> **What you need to do**
Present the lines below again, exactly as they stand.

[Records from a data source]

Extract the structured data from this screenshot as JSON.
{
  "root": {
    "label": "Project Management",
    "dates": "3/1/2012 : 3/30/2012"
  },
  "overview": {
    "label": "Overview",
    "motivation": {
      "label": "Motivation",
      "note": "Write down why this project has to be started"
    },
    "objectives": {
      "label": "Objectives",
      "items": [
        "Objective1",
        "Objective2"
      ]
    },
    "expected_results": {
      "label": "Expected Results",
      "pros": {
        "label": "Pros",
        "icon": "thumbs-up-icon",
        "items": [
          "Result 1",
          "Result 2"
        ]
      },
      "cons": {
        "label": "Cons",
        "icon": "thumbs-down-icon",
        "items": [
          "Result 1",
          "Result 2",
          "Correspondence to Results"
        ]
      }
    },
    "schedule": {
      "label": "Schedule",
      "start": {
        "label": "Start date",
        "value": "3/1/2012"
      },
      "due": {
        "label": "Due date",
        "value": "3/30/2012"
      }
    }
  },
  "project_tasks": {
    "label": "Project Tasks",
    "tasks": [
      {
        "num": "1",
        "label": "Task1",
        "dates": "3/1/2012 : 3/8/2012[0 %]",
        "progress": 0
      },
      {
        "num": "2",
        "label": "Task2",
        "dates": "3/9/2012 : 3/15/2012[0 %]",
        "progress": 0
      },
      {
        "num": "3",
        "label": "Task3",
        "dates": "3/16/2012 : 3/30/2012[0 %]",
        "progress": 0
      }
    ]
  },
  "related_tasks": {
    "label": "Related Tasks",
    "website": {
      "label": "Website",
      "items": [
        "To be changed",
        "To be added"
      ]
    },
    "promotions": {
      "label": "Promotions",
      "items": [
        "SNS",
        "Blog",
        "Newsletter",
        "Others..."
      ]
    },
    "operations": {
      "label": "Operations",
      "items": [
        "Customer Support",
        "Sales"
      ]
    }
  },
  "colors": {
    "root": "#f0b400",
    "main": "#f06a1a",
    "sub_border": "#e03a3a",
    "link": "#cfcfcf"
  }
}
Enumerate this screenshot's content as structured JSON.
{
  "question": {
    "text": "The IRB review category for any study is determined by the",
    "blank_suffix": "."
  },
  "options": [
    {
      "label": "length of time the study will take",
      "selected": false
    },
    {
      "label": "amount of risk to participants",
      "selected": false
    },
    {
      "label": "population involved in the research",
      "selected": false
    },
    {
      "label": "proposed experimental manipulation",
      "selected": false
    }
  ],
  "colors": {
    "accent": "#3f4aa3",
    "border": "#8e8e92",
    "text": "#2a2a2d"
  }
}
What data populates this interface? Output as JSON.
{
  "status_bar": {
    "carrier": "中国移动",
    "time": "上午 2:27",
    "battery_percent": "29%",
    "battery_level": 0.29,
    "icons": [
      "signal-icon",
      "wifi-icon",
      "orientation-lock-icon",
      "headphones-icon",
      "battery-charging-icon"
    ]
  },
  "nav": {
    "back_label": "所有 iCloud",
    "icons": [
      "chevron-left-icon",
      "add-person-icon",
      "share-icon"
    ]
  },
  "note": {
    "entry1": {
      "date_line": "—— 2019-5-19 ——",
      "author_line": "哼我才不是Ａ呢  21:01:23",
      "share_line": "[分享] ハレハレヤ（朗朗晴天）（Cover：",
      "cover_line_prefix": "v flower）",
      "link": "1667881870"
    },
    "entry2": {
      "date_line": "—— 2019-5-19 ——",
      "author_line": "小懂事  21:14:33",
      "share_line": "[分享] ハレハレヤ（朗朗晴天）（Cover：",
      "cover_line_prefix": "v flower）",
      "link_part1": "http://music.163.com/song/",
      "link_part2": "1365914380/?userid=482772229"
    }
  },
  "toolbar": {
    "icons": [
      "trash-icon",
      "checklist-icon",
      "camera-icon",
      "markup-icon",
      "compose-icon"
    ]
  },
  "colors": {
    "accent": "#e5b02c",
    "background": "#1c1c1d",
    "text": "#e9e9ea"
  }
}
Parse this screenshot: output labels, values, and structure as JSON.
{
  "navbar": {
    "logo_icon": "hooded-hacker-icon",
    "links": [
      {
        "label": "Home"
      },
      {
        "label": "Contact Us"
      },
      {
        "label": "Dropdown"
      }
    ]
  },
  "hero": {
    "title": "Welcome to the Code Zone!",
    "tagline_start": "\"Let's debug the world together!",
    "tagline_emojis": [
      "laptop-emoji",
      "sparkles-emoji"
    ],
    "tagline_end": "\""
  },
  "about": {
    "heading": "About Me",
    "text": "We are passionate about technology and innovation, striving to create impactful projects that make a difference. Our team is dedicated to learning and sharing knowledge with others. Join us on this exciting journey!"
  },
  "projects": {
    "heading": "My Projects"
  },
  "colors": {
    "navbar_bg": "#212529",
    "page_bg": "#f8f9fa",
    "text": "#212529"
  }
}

> **Solution for this exercise**
Extract the structured data from this screenshot as JSON.
{
  "root": {
    "label": "Project Management",
    "dates": "3/1/2012 : 3/30/2012"
  },
  "overview": {
    "label": "Overview",
    "motivation": {
      "label": "Motivation",
      "note": "Write down why this project has to be started"
    },
    "objectives": {
      "label": "Objectives",
      "items": [
        "Objective1",
        "Objective2"
      ]
    },
    "expected_results": {
      "label": "Expected Results",
      "pros": {
        "label": "Pros",
        "icon": "thumbs-up-icon",
        "items": [
          "Result 1",
          "Result 2"
        ]
      },
      "cons": {
        "label": "Cons",
        "icon": "thumbs-down-icon",
        "items": [
          "Result 1",
          "Result 2",
          "Correspondence to Results"
        ]
      }
    },
    "schedule": {
      "label": "Schedule",
      "start": {
        "label": "Start date",
        "value": "3/1/2012"
      },
      "due": {
        "label": "Due date",
        "value": "3/30/2012"
      }
    }
  },
  "project_tasks": {
    "label": "Project Tasks",
    "tasks": [
      {
        "num": "1",
        "label": "Task1",
        "dates": "3/1/2012 : 3/8/2012[0 %]",
        "progress": 0
      },
      {
        "num": "2",
        "label": "Task2",
        "dates": "3/9/2012 : 3/15/2012[0 %]",
        "progress": 0
      },
      {
        "num": "3",
        "label": "Task3",
        "dates": "3/16/2012 : 3/30/2012[0 %]",
        "progress": 0
      }
    ]
  },
  "related_tasks": {
    "label": "Related Tasks",
    "website": {
      "label": "Website",
      "items": [
        "To be changed",
        "To be added"
      ]
    },
    "promotions": {
      "label": "Promotions",
      "items": [
        "SNS",
        "Blog",
        "Newsletter",
        "Others..."
      ]
    },
    "operations": {
      "label": "Operations",
      "items": [
        "Customer Support",
        "Sales"
      ]
    }
  },
  "colors": {
    "root": "#f0b400",
    "main": "#f06a1a",
    "sub_border": "#e03a3a",
    "link": "#cfcfcf"
  }
}
Enumerate this screenshot's content as structured JSON.
{
  "question": {
    "text": "The IRB review category for any study is determined by the",
    "blank_suffix": "."
  },
  "options": [
    {
      "label": "length of time the study will take",
      "selected": false
    },
    {
      "label": "amount of risk to participants",
      "selected": false
    },
    {
      "label": "population involved in the research",
      "selected": false
    },
    {
      "label": "proposed experimental manipulation",
      "selected": false
    }
  ],
  "colors": {
    "accent": "#3f4aa3",
    "border": "#8e8e92",
    "text": "#2a2a2d"
  }
}
What data populates this interface? Output as JSON.
{
  "status_bar": {
    "carrier": "中国移动",
    "time": "上午 2:27",
    "battery_percent": "29%",
    "battery_level": 0.29,
    "icons": [
      "signal-icon",
      "wifi-icon",
      "orientation-lock-icon",
      "headphones-icon",
      "battery-charging-icon"
    ]
  },
  "nav": {
    "back_label": "所有 iCloud",
    "icons": [
      "chevron-left-icon",
      "add-person-icon",
      "share-icon"
    ]
  },
  "note": {
    "entry1": {
      "date_line": "—— 2019-5-19 ——",
      "author_line": "哼我才不是Ａ呢  21:01:23",
      "share_line": "[分享] ハレハレヤ（朗朗晴天）（Cover：",
      "cover_line_prefix": "v flower）",
      "link": "1667881870"
    },
    "entry2": {
      "date_line": "—— 2019-5-19 ——",
      "author_line": "小懂事  21:14:33",
      "share_line": "[分享] ハレハレヤ（朗朗晴天）（Cover：",
      "cover_line_prefix": "v flower）",
      "link_part1": "http://music.163.com/song/",
      "link_part2": "1365914380/?userid=482772229"
    }
  },
  "toolbar": {
    "icons": [
      "trash-icon",
      "checklist-icon",
      "camera-icon",
      "markup-icon",
      "compose-icon"
    ]
  },
  "colors": {
    "accent": "#e5b02c",
    "background": "#1c1c1d",
    "text": "#e9e9ea"
  }
}
Parse this screenshot: output labels, values, and structure as JSON.
{
  "navbar": {
    "logo_icon": "hooded-hacker-icon",
    "links": [
      {
        "label": "Home"
      },
      {
        "label": "Contact Us"
      },
      {
        "label": "Dropdown"
      }
    ]
  },
  "hero": {
    "title": "Welcome to the Code Zone!",
    "tagline_start": "\"Let's debug the world together!",
    "tagline_emojis": [
      "laptop-emoji",
      "sparkles-emoji"
    ],
    "tagline_end": "\""
  },
  "about": {
    "heading": "About Me",
    "text": "We are passionate about technology and innovation, striving to create impactful projects that make a difference. Our team is dedicated to learning and sharing knowledge with others. Join us on this exciting journey!"
  },
  "projects": {
    "heading": "My Projects"
  },
  "colors": {
    "navbar_bg": "#212529",
    "page_bg": "#f8f9fa",
    "text": "#212529"
  }
}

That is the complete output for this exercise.